**TASK DETAILS:** What is needed is an exact copy of the entries below, with every picture left out.

**Stored items from a collection:**
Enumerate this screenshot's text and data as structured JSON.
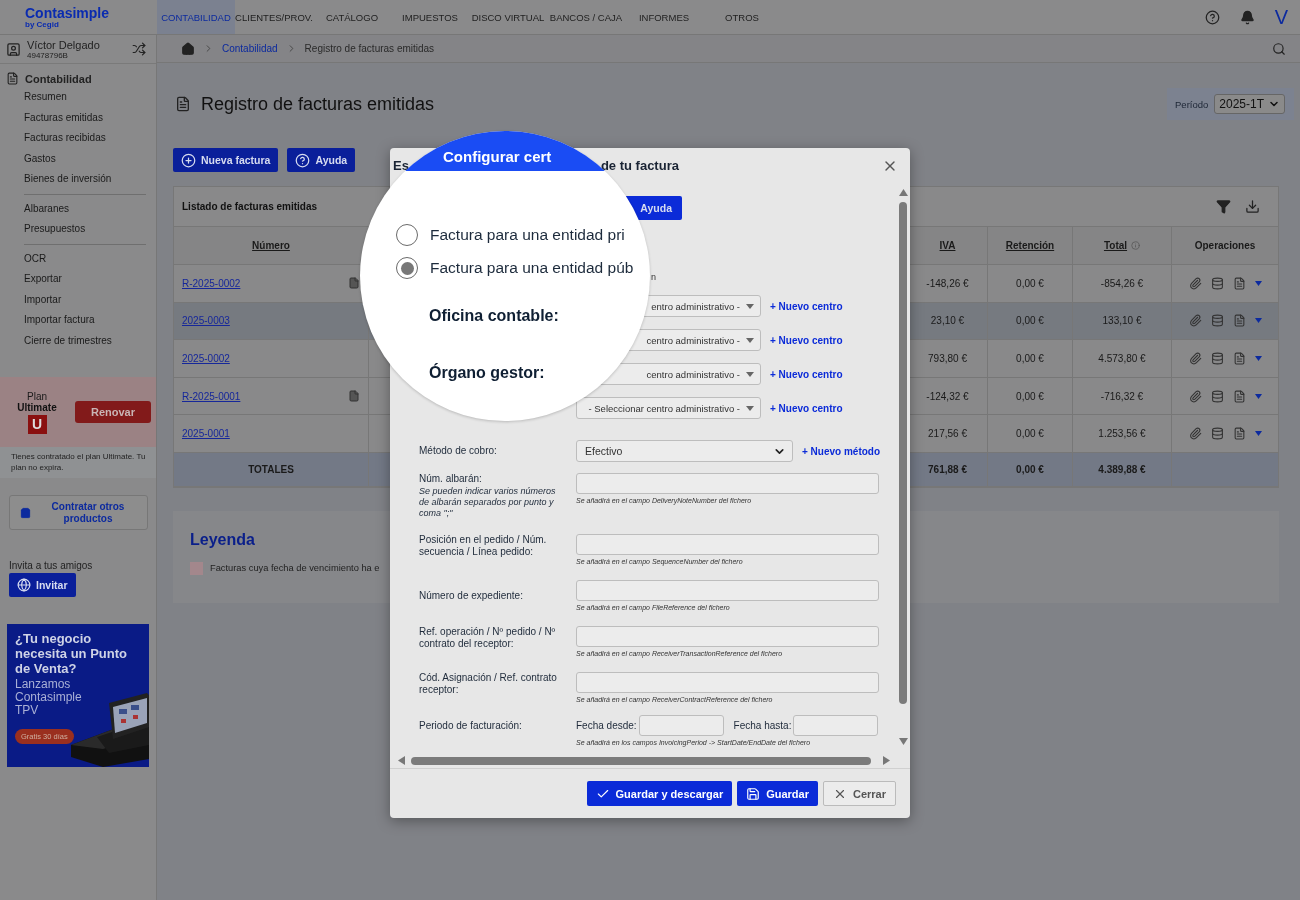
{
  "topbar": {
    "logo": "Contasimple",
    "logo_sub": "by Cegid",
    "avatar": "V",
    "nav": [
      {
        "label": "CONTABILIDAD",
        "selected": true
      },
      {
        "label": "CLIENTES/PROV.",
        "selected": false
      },
      {
        "label": "CATÁLOGO",
        "selected": false
      },
      {
        "label": "IMPUESTOS",
        "selected": false
      },
      {
        "label": "DISCO VIRTUAL",
        "selected": false
      },
      {
        "label": "BANCOS / CAJA",
        "selected": false
      },
      {
        "label": "INFORMES",
        "selected": false
      },
      {
        "label": "OTROS",
        "selected": false
      }
    ]
  },
  "sidebar": {
    "user_name": "Víctor Delgado",
    "user_id": "49478796B",
    "section": "Contabilidad",
    "groups": [
      {
        "items": [
          "Resumen",
          "Facturas emitidas",
          "Facturas recibidas",
          "Gastos",
          "Bienes de inversión"
        ]
      },
      {
        "items": [
          "Albaranes",
          "Presupuestos"
        ]
      },
      {
        "items": [
          "OCR",
          "Exportar",
          "Importar",
          "Importar factura",
          "Cierre de trimestres"
        ]
      }
    ],
    "plan": {
      "label": "Plan",
      "name": "Ultimate",
      "badge": "U",
      "button": "Renovar",
      "note": "Tienes contratado el plan Ultimate. Tu plan no expira."
    },
    "products_button": "Contratar otros productos",
    "invite_label": "Invita a tus amigos",
    "invite_button": "Invitar",
    "ad": {
      "headline": "¿Tu negocio necesita un Punto de Venta?",
      "body": "Lanzamos Contasimple TPV",
      "badge": "Gratis 30 días"
    }
  },
  "breadcrumb": [
    "Contabilidad",
    "Registro de facturas emitidas"
  ],
  "page": {
    "title": "Registro de facturas emitidas",
    "period_label": "Período",
    "period": "2025-1T",
    "buttons": [
      "Nueva factura",
      "Ayuda"
    ]
  },
  "table": {
    "title": "Listado de facturas emitidas",
    "columns": [
      "Número",
      "IVA",
      "Retención",
      "Total",
      "Operaciones"
    ],
    "rows": [
      {
        "number": "R-2025-0002",
        "document": true,
        "iva": "-148,26 €",
        "retencion": "0,00 €",
        "total": "-854,26 €",
        "selected": false
      },
      {
        "number": "2025-0003",
        "document": false,
        "iva": "23,10 €",
        "retencion": "0,00 €",
        "total": "133,10 €",
        "selected": true
      },
      {
        "number": "2025-0002",
        "document": false,
        "iva": "793,80 €",
        "retencion": "0,00 €",
        "total": "4.573,80 €",
        "selected": false
      },
      {
        "number": "R-2025-0001",
        "document": true,
        "iva": "-124,32 €",
        "retencion": "0,00 €",
        "total": "-716,32 €",
        "selected": false
      },
      {
        "number": "2025-0001",
        "document": false,
        "iva": "217,56 €",
        "retencion": "0,00 €",
        "total": "1.253,56 €",
        "selected": false
      }
    ],
    "totals": {
      "label": "TOTALES",
      "iva": "761,88 €",
      "retencion": "0,00 €",
      "total": "4.389,88 €"
    }
  },
  "legend": {
    "title": "Leyenda",
    "items": [
      {
        "label": "Facturas cuya fecha de vencimiento ha e",
        "color": "#a3878c"
      }
    ]
  },
  "modal": {
    "title_start": "Es",
    "title_end": "de tu factura",
    "help_button": "Ayuda",
    "fragment": "n",
    "centers": [
      {
        "value": "entro administrativo -",
        "action": "+ Nuevo centro"
      },
      {
        "value": "centro administrativo -",
        "action": "+ Nuevo centro"
      },
      {
        "value": "centro administrativo -",
        "action": "+ Nuevo centro"
      },
      {
        "value": "- Seleccionar centro administrativo -",
        "action": "+ Nuevo centro"
      }
    ],
    "fields": [
      {
        "kind": "select",
        "label": "Método de cobro:",
        "value": "Efectivo",
        "action": "+ Nuevo método"
      },
      {
        "kind": "text",
        "label": "Núm. albarán:",
        "help": "Se pueden indicar varios números de albarán separados por punto y coma \";\"",
        "hint": "Se añadirá en el campo DeliveryNoteNumber del fichero"
      },
      {
        "kind": "text",
        "label": "Posición en el pedido / Núm. secuencia / Línea pedido:",
        "hint": "Se añadirá en el campo SequenceNumber del fichero"
      },
      {
        "kind": "text",
        "label": "Número de expediente:",
        "hint": "Se añadirá en el campo FileReference del fichero"
      },
      {
        "kind": "text",
        "label": "Ref. operación / Nº pedido / Nº contrato del receptor:",
        "hint": "Se añadirá en el campo ReceiverTransactionReference del fichero"
      },
      {
        "kind": "text",
        "label": "Cód. Asignación / Ref. contrato receptor:",
        "hint": "Se añadirá en el campo ReceiverContractReference del fichero"
      },
      {
        "kind": "period",
        "label": "Periodo de facturación:",
        "from_label": "Fecha desde:",
        "to_label": "Fecha hasta:",
        "hint": "Se añadirá en los campos InvoicingPeriod -> StartDate/EndDate del fichero"
      }
    ],
    "buttons": [
      {
        "kind": "confirm",
        "label": "Guardar y descargar"
      },
      {
        "kind": "save",
        "label": "Guardar"
      },
      {
        "kind": "cancel",
        "label": "Cerrar"
      }
    ]
  },
  "magnifier": {
    "title": "Configurar cert",
    "options": [
      {
        "label": "Factura para una entidad pri",
        "selected": false
      },
      {
        "label": "Factura para una entidad púb",
        "selected": true
      }
    ],
    "labels": [
      "Oficina contable:",
      "Órgano gestor:"
    ]
  }
}
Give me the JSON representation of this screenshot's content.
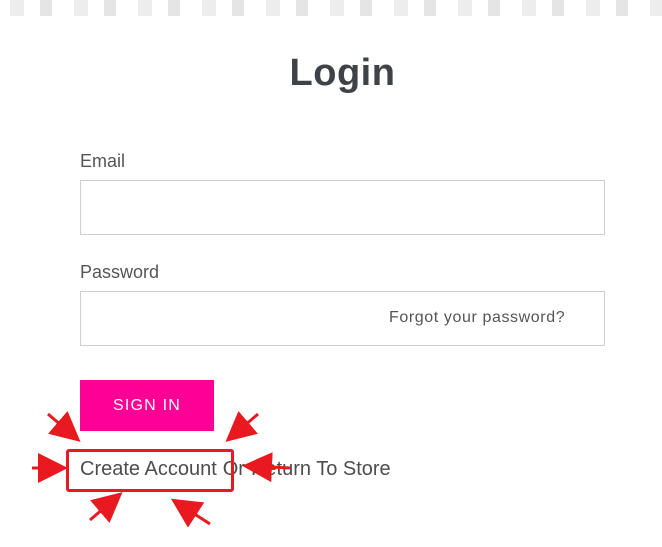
{
  "page": {
    "title": "Login"
  },
  "form": {
    "email_label": "Email",
    "email_value": "",
    "password_label": "Password",
    "password_value": "",
    "forgot_link": "Forgot your password?",
    "sign_in_button": "SIGN IN"
  },
  "links": {
    "create_account": "Create Account",
    "separator": "Or",
    "return_to_store": "Return To Store"
  },
  "annotation": {
    "highlight_color": "#e8191f",
    "button_color": "#ff0096"
  }
}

**REPLY TO THE EXERCISE:**
Enumerate this screenshot's text and data as structured JSON.
{
  "topbar": {
    "logo": "Contasimple",
    "logo_sub": "by Cegid",
    "avatar": "V",
    "nav": [
      {
        "label": "CONTABILIDAD",
        "selected": true
      },
      {
        "label": "CLIENTES/PROV.",
        "selected": false
      },
      {
        "label": "CATÁLOGO",
        "selected": false
      },
      {
        "label": "IMPUESTOS",
        "selected": false
      },
      {
        "label": "DISCO VIRTUAL",
        "selected": false
      },
      {
        "label": "BANCOS / CAJA",
        "selected": false
      },
      {
        "label": "INFORMES",
        "selected": false
      },
      {
        "label": "OTROS",
        "selected": false
      }
    ]
  },
  "sidebar": {
    "user_name": "Víctor Delgado",
    "user_id": "49478796B",
    "section": "Contabilidad",
    "groups": [
      {
        "items": [
          "Resumen",
          "Facturas emitidas",
          "Facturas recibidas",
          "Gastos",
          "Bienes de inversión"
        ]
      },
      {
        "items": [
          "Albaranes",
          "Presupuestos"
        ]
      },
      {
        "items": [
          "OCR",
          "Exportar",
          "Importar",
          "Importar factura",
          "Cierre de trimestres"
        ]
      }
    ],
    "plan": {
      "label": "Plan",
      "name": "Ultimate",
      "badge": "U",
      "button": "Renovar",
      "note": "Tienes contratado el plan Ultimate. Tu plan no expira."
    },
    "products_button": "Contratar otros productos",
    "invite_label": "Invita a tus amigos",
    "invite_button": "Invitar",
    "ad": {
      "headline": "¿Tu negocio necesita un Punto de Venta?",
      "body": "Lanzamos Contasimple TPV",
      "badge": "Gratis 30 días"
    }
  },
  "breadcrumb": [
    "Contabilidad",
    "Registro de facturas emitidas"
  ],
  "page": {
    "title": "Registro de facturas emitidas",
    "period_label": "Período",
    "period": "2025-1T",
    "buttons": [
      "Nueva factura",
      "Ayuda"
    ]
  },
  "table": {
    "title": "Listado de facturas emitidas",
    "columns": [
      "Número",
      "IVA",
      "Retención",
      "Total",
      "Operaciones"
    ],
    "rows": [
      {
        "number": "R-2025-0002",
        "document": true,
        "iva": "-148,26 €",
        "retencion": "0,00 €",
        "total": "-854,26 €",
        "selected": false
      },
      {
        "number": "2025-0003",
        "document": false,
        "iva": "23,10 €",
        "retencion": "0,00 €",
        "total": "133,10 €",
        "selected": true
      },
      {
        "number": "2025-0002",
        "document": false,
        "iva": "793,80 €",
        "retencion": "0,00 €",
        "total": "4.573,80 €",
        "selected": false
      },
      {
        "number": "R-2025-0001",
        "document": true,
        "iva": "-124,32 €",
        "retencion": "0,00 €",
        "total": "-716,32 €",
        "selected": false
      },
      {
        "number": "2025-0001",
        "document": false,
        "iva": "217,56 €",
        "retencion": "0,00 €",
        "total": "1.253,56 €",
        "selected": false
      }
    ],
    "totals": {
      "label": "TOTALES",
      "iva": "761,88 €",
      "retencion": "0,00 €",
      "total": "4.389,88 €"
    }
  },
  "legend": {
    "title": "Leyenda",
    "items": [
      {
        "label": "Facturas cuya fecha de vencimiento ha e",
        "color": "#a3878c"
      }
    ]
  },
  "modal": {
    "title_start": "Es",
    "title_end": "de tu factura",
    "help_button": "Ayuda",
    "fragment": "n",
    "centers": [
      {
        "value": "entro administrativo -",
        "action": "+ Nuevo centro"
      },
      {
        "value": "centro administrativo -",
        "action": "+ Nuevo centro"
      },
      {
        "value": "centro administrativo -",
        "action": "+ Nuevo centro"
      },
      {
        "value": "- Seleccionar centro administrativo -",
        "action": "+ Nuevo centro"
      }
    ],
    "fields": [
      {
        "kind": "select",
        "label": "Método de cobro:",
        "value": "Efectivo",
        "action": "+ Nuevo método"
      },
      {
        "kind": "text",
        "label": "Núm. albarán:",
        "help": "Se pueden indicar varios números de albarán separados por punto y coma \";\"",
        "hint": "Se añadirá en el campo DeliveryNoteNumber del fichero"
      },
      {
        "kind": "text",
        "label": "Posición en el pedido / Núm. secuencia / Línea pedido:",
        "hint": "Se añadirá en el campo SequenceNumber del fichero"
      },
      {
        "kind": "text",
        "label": "Número de expediente:",
        "hint": "Se añadirá en el campo FileReference del fichero"
      },
      {
        "kind": "text",
        "label": "Ref. operación / Nº pedido / Nº contrato del receptor:",
        "hint": "Se añadirá en el campo ReceiverTransactionReference del fichero"
      },
      {
        "kind": "text",
        "label": "Cód. Asignación / Ref. contrato receptor:",
        "hint": "Se añadirá en el campo ReceiverContractReference del fichero"
      },
      {
        "kind": "period",
        "label": "Periodo de facturación:",
        "from_label": "Fecha desde:",
        "to_label": "Fecha hasta:",
        "hint": "Se añadirá en los campos InvoicingPeriod -> StartDate/EndDate del fichero"
      }
    ],
    "buttons": [
      {
        "kind": "confirm",
        "label": "Guardar y descargar"
      },
      {
        "kind": "save",
        "label": "Guardar"
      },
      {
        "kind": "cancel",
        "label": "Cerrar"
      }
    ]
  },
  "magnifier": {
    "title": "Configurar cert",
    "options": [
      {
        "label": "Factura para una entidad pri",
        "selected": false
      },
      {
        "label": "Factura para una entidad púb",
        "selected": true
      }
    ],
    "labels": [
      "Oficina contable:",
      "Órgano gestor:"
    ]
  }
}
Give me the JSON representation of this screenshot's content.
{
  "page": {
    "title": "Login"
  },
  "form": {
    "email_label": "Email",
    "email_value": "",
    "password_label": "Password",
    "password_value": "",
    "forgot_link": "Forgot your password?",
    "sign_in_button": "SIGN IN"
  },
  "links": {
    "create_account": "Create Account",
    "separator": "Or",
    "return_to_store": "Return To Store"
  },
  "annotation": {
    "highlight_color": "#e8191f",
    "button_color": "#ff0096"
  }
}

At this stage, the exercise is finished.